(What the task asks): All lines from the entries below that contain the string "Users" should be copied out.

[Dataset rows describing interfaces]
=== Section Start ===

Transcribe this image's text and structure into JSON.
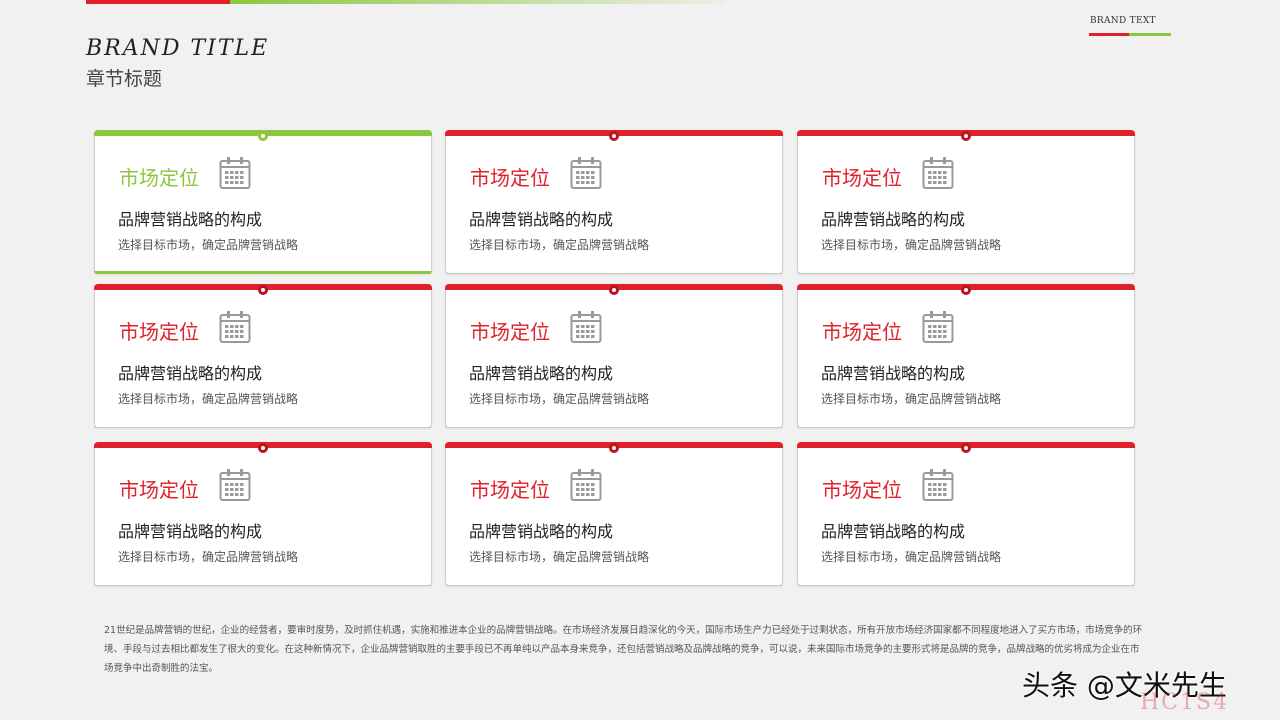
{
  "header": {
    "brand_title": "BRAND TITLE",
    "section_title": "章节标题",
    "brand_text": "BRAND TEXT"
  },
  "colors": {
    "accent_red": "#e0202a",
    "accent_green": "#8cc63f",
    "background": "#f1f1f1"
  },
  "cards": [
    {
      "title": "市场定位",
      "heading": "品牌营销战略的构成",
      "desc": "选择目标市场，确定品牌营销战略",
      "accent": "green",
      "icon": "calendar-icon"
    },
    {
      "title": "市场定位",
      "heading": "品牌营销战略的构成",
      "desc": "选择目标市场，确定品牌营销战略",
      "accent": "red",
      "icon": "calendar-icon"
    },
    {
      "title": "市场定位",
      "heading": "品牌营销战略的构成",
      "desc": "选择目标市场，确定品牌营销战略",
      "accent": "red",
      "icon": "calendar-icon"
    },
    {
      "title": "市场定位",
      "heading": "品牌营销战略的构成",
      "desc": "选择目标市场，确定品牌营销战略",
      "accent": "red",
      "icon": "calendar-icon"
    },
    {
      "title": "市场定位",
      "heading": "品牌营销战略的构成",
      "desc": "选择目标市场，确定品牌营销战略",
      "accent": "red",
      "icon": "calendar-icon"
    },
    {
      "title": "市场定位",
      "heading": "品牌营销战略的构成",
      "desc": "选择目标市场，确定品牌营销战略",
      "accent": "red",
      "icon": "calendar-icon"
    },
    {
      "title": "市场定位",
      "heading": "品牌营销战略的构成",
      "desc": "选择目标市场，确定品牌营销战略",
      "accent": "red",
      "icon": "calendar-icon"
    },
    {
      "title": "市场定位",
      "heading": "品牌营销战略的构成",
      "desc": "选择目标市场，确定品牌营销战略",
      "accent": "red",
      "icon": "calendar-icon"
    },
    {
      "title": "市场定位",
      "heading": "品牌营销战略的构成",
      "desc": "选择目标市场，确定品牌营销战略",
      "accent": "red",
      "icon": "calendar-icon"
    }
  ],
  "footer": {
    "paragraph": "21世纪是品牌营销的世纪，企业的经营者，要审时度势，及时抓住机遇，实施和推进本企业的品牌营销战略。在市场经济发展日趋深化的今天，国际市场生产力已经处于过剩状态，所有开放市场经济国家都不同程度地进入了买方市场，市场竞争的环境、手段与过去相比都发生了很大的变化。在这种新情况下，企业品牌营销取胜的主要手段已不再单纯以产品本身来竞争，还包括营销战略及品牌战略的竞争，可以说，未来国际市场竞争的主要形式将是品牌的竞争，品牌战略的优劣将成为企业在市场竞争中出奇制胜的法宝。",
    "watermark": "头条 @文米先生",
    "watermark_sub": "HC1S4"
  }
}
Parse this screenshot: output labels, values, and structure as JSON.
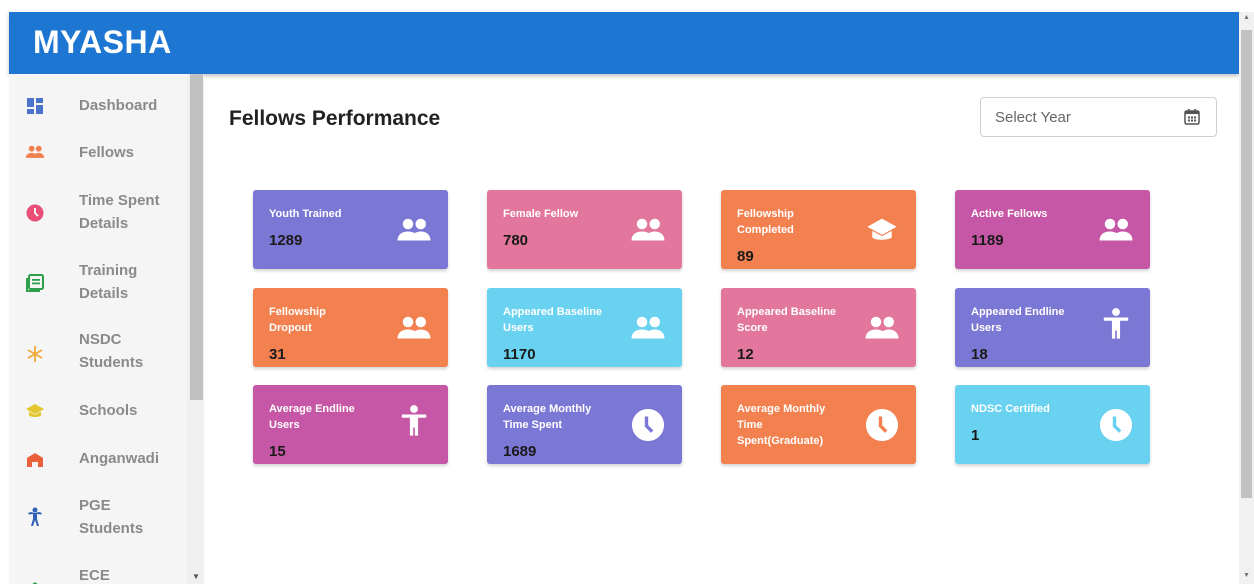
{
  "app": {
    "brand": "MYASHA",
    "brand_color": "#1c76d2"
  },
  "sidebar": {
    "items": [
      {
        "name": "dashboard",
        "label": "Dashboard",
        "icon": "dashboard-icon",
        "color": "#4a73c9"
      },
      {
        "name": "fellows",
        "label": "Fellows",
        "icon": "people-icon",
        "color": "#f38150"
      },
      {
        "name": "time-spent",
        "label": "Time Spent Details",
        "icon": "clock-icon",
        "color": "#e94f74"
      },
      {
        "name": "training",
        "label": "Training Details",
        "icon": "list-icon",
        "color": "#2e9e4a"
      },
      {
        "name": "nsdc",
        "label": "NSDC Students",
        "icon": "snowflake-icon",
        "color": "#f0a93a"
      },
      {
        "name": "schools",
        "label": "Schools",
        "icon": "graduation-cap-icon",
        "color": "#e5c62e"
      },
      {
        "name": "anganwadi",
        "label": "Anganwadi",
        "icon": "building-icon",
        "color": "#e8613a"
      },
      {
        "name": "pge",
        "label": "PGE Students",
        "icon": "person-icon",
        "color": "#3060b8"
      },
      {
        "name": "ece",
        "label": "ECE",
        "icon": "person-icon",
        "color": "#2e9e4a"
      }
    ]
  },
  "main": {
    "title": "Fellows Performance",
    "year_select": {
      "placeholder": "Select Year",
      "icon": "calendar-icon"
    },
    "cards": [
      {
        "label": "Youth Trained",
        "value": "1289",
        "icon": "people-icon",
        "color": "#7b77d5"
      },
      {
        "label": "Female Fellow",
        "value": "780",
        "icon": "people-icon",
        "color": "#e2769c"
      },
      {
        "label": "Fellowship Completed",
        "value": "89",
        "icon": "graduation-cap-icon",
        "color": "#f38150"
      },
      {
        "label": "Active Fellows",
        "value": "1189",
        "icon": "people-icon",
        "color": "#c657a6"
      },
      {
        "label": "Fellowship Dropout",
        "value": "31",
        "icon": "people-icon",
        "color": "#f38150"
      },
      {
        "label": "Appeared Baseline Users",
        "value": "1170",
        "icon": "people-icon",
        "color": "#69d2f0"
      },
      {
        "label": "Appeared Baseline Score",
        "value": "12",
        "icon": "people-icon",
        "color": "#e2769c"
      },
      {
        "label": "Appeared Endline Users",
        "value": "18",
        "icon": "person-icon",
        "color": "#7b77d5"
      },
      {
        "label": "Average Endline Users",
        "value": "15",
        "icon": "person-icon",
        "color": "#c657a6"
      },
      {
        "label": "Average Monthly Time Spent",
        "value": "1689",
        "icon": "clock-icon",
        "color": "#7b77d5"
      },
      {
        "label": "Average Monthly Time Spent(Graduate)",
        "value": "",
        "icon": "clock-icon",
        "color": "#f38150"
      },
      {
        "label": "NDSC Certified",
        "value": "1",
        "icon": "clock-icon",
        "color": "#69d2f0"
      }
    ]
  }
}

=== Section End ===

(Result):
        "label": "Appeared Baseline Users",
        "label": "Appeared Endline Users",
        "label": "Average Endline Users",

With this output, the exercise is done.